Given data:

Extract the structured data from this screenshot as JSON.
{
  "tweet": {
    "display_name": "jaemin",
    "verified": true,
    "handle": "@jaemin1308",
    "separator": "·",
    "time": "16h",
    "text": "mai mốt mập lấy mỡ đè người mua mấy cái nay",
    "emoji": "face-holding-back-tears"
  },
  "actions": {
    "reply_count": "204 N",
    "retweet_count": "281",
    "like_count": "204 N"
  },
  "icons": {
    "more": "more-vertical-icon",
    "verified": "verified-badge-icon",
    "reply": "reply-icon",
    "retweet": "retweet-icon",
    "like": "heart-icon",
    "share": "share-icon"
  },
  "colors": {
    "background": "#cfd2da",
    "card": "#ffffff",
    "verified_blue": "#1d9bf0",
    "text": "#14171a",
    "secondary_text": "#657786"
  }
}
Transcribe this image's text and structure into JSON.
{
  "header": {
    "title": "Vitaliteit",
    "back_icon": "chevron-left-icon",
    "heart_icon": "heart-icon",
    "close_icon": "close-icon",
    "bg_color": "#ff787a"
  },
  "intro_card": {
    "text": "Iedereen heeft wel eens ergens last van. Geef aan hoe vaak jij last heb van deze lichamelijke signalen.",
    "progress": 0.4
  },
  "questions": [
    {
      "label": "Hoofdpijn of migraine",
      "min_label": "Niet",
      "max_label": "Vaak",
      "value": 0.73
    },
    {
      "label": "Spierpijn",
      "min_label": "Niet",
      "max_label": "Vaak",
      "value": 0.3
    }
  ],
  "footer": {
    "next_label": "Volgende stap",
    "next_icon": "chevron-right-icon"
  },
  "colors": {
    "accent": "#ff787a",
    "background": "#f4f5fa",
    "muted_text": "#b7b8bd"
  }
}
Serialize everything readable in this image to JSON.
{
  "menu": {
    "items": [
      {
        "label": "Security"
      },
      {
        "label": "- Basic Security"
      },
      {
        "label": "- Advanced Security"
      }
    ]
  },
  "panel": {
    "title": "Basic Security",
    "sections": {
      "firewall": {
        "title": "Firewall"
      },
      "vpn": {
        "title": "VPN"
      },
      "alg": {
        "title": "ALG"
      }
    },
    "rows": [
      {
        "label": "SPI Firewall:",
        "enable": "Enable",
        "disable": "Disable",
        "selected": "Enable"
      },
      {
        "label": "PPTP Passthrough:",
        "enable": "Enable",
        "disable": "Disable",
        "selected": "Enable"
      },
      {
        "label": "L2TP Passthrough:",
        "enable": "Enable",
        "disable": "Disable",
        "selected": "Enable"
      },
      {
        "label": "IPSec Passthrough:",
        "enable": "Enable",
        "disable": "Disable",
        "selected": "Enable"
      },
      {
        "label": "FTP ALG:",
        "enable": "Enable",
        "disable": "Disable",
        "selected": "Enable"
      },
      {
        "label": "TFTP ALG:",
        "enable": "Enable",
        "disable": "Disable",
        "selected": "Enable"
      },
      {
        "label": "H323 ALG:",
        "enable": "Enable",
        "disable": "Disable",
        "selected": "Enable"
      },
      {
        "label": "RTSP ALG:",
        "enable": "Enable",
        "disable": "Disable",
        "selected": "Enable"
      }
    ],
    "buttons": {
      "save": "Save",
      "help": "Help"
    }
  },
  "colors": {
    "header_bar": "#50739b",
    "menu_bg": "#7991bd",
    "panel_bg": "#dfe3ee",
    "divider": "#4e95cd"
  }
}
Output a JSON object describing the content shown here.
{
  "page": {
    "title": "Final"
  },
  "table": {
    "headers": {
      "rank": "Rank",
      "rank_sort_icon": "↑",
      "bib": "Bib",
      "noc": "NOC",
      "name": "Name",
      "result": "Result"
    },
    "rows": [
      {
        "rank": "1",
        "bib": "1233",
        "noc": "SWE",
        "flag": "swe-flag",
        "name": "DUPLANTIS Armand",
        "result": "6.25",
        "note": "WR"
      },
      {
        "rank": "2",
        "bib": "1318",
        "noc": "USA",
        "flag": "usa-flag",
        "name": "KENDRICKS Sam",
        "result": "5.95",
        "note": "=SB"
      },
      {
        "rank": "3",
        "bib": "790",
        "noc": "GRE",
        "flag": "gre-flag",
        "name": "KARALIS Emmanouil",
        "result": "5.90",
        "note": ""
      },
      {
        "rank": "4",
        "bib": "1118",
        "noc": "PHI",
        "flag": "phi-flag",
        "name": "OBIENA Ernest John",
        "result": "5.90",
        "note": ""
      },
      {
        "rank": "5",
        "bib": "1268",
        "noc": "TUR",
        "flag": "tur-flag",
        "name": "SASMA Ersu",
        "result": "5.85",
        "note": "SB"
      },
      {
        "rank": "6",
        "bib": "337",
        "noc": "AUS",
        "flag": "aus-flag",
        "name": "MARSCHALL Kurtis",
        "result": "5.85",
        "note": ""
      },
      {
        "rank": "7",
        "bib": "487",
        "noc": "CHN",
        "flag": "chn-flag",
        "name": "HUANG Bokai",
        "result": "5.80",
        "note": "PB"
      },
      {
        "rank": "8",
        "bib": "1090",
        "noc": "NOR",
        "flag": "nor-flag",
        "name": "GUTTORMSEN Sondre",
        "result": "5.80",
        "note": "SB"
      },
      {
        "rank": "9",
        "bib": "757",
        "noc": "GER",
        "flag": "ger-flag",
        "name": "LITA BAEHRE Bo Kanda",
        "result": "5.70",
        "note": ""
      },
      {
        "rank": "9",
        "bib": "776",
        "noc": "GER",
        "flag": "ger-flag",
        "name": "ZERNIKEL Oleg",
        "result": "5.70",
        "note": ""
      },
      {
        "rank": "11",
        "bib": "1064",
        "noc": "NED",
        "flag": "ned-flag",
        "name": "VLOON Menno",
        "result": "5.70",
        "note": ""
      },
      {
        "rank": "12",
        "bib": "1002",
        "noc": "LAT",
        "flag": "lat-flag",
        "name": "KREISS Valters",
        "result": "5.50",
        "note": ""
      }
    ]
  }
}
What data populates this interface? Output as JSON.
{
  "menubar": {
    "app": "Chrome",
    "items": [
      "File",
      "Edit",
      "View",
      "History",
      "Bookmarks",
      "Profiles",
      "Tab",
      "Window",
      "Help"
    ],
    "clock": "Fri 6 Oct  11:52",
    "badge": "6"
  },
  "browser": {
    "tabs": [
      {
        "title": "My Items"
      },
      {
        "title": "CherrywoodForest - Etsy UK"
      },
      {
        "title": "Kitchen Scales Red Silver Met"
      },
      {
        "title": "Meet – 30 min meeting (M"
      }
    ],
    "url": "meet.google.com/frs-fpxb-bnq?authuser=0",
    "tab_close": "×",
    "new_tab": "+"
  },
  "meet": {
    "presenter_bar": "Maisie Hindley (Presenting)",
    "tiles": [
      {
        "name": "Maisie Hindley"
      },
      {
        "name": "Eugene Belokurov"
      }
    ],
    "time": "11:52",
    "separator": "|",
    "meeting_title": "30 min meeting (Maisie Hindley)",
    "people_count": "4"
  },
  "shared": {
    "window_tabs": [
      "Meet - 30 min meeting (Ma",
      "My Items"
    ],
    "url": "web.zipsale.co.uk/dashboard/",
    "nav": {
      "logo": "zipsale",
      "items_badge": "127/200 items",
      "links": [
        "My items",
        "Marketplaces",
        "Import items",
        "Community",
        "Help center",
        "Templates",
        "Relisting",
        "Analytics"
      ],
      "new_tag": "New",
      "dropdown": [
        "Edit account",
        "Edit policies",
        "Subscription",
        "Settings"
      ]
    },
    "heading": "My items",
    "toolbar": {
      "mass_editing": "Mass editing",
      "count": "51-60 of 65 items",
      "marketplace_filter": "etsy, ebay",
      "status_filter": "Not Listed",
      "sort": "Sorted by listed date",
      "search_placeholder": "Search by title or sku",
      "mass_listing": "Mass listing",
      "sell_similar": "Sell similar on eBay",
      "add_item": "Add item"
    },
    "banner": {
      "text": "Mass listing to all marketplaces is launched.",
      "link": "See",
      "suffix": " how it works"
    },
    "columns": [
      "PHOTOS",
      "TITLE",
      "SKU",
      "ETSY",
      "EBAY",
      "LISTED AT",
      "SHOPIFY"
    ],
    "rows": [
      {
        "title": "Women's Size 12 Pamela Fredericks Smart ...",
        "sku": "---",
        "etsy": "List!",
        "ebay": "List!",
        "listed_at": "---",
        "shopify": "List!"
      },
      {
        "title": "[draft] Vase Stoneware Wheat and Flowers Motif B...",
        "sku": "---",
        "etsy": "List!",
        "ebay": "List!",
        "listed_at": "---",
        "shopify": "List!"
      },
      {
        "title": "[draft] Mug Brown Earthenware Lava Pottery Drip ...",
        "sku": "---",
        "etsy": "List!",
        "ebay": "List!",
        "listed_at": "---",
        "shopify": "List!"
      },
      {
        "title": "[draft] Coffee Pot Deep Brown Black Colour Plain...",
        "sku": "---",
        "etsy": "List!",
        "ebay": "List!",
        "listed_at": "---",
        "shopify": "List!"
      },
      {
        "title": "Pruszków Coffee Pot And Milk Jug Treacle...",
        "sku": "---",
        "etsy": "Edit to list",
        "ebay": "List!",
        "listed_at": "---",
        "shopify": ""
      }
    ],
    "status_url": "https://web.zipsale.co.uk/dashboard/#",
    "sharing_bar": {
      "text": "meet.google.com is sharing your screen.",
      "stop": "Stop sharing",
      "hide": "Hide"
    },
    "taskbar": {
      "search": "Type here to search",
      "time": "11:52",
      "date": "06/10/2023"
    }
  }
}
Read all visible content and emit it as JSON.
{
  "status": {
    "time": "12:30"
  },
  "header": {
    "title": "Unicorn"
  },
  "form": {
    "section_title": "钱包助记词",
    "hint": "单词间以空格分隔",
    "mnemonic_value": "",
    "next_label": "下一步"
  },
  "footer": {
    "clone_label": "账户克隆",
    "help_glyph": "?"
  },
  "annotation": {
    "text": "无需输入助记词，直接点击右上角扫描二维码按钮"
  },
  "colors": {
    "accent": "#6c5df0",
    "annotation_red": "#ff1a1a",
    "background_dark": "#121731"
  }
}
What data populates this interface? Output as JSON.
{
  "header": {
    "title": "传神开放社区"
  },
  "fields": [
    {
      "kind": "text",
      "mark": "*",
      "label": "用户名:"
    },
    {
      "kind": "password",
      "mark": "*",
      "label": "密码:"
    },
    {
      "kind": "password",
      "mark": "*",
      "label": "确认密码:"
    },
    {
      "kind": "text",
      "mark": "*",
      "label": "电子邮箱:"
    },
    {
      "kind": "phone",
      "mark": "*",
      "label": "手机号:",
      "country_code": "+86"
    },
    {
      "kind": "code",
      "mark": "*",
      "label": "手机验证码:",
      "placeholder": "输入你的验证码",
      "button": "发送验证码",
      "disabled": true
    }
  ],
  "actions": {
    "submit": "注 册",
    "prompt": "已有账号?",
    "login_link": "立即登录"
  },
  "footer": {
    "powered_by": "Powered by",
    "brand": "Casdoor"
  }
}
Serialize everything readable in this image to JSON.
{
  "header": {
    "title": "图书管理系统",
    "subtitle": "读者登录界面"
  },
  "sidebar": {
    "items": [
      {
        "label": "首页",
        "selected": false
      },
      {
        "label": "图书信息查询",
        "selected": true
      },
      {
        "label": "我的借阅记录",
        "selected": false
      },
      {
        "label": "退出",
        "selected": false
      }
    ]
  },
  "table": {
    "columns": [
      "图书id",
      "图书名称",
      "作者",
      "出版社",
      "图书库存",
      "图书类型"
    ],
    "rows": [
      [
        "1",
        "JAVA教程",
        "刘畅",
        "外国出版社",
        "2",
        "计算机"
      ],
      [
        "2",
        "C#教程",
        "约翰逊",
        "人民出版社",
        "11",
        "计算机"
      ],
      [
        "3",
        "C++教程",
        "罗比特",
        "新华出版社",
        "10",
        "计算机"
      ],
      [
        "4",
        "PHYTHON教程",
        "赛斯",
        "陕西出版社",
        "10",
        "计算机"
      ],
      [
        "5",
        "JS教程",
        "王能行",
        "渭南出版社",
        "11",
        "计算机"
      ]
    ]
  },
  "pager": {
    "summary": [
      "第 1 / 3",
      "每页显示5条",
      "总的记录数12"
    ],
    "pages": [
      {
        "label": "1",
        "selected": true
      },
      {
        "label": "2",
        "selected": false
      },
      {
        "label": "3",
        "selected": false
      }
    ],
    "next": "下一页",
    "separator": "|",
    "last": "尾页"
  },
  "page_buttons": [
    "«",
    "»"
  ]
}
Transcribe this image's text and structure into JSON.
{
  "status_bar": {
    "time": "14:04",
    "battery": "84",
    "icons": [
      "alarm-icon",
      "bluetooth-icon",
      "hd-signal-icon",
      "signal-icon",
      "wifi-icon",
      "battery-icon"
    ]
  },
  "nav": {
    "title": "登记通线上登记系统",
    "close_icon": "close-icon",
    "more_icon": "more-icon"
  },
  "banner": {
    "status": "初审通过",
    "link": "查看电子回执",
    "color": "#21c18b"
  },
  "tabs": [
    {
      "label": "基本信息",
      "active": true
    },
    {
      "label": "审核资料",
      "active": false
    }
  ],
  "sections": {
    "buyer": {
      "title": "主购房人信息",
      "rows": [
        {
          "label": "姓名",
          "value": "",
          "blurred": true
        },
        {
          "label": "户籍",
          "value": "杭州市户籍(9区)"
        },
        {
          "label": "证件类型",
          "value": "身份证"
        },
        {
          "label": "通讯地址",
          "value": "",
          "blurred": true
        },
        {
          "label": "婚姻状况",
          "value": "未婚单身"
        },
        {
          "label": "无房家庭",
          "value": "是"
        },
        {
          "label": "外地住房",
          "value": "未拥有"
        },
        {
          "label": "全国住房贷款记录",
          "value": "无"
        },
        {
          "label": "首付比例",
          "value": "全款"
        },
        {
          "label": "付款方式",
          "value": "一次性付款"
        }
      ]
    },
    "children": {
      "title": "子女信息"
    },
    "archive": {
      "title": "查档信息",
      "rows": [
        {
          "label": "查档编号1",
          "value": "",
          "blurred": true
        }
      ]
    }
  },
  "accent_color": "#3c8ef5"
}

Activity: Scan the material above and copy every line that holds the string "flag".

Answer to this exercise:
        "flag": "swe-flag",
        "flag": "usa-flag",
        "flag": "gre-flag",
        "flag": "phi-flag",
        "flag": "tur-flag",
        "flag": "aus-flag",
        "flag": "chn-flag",
        "flag": "nor-flag",
        "flag": "ger-flag",
        "flag": "ger-flag",
        "flag": "ned-flag",
        "flag": "lat-flag",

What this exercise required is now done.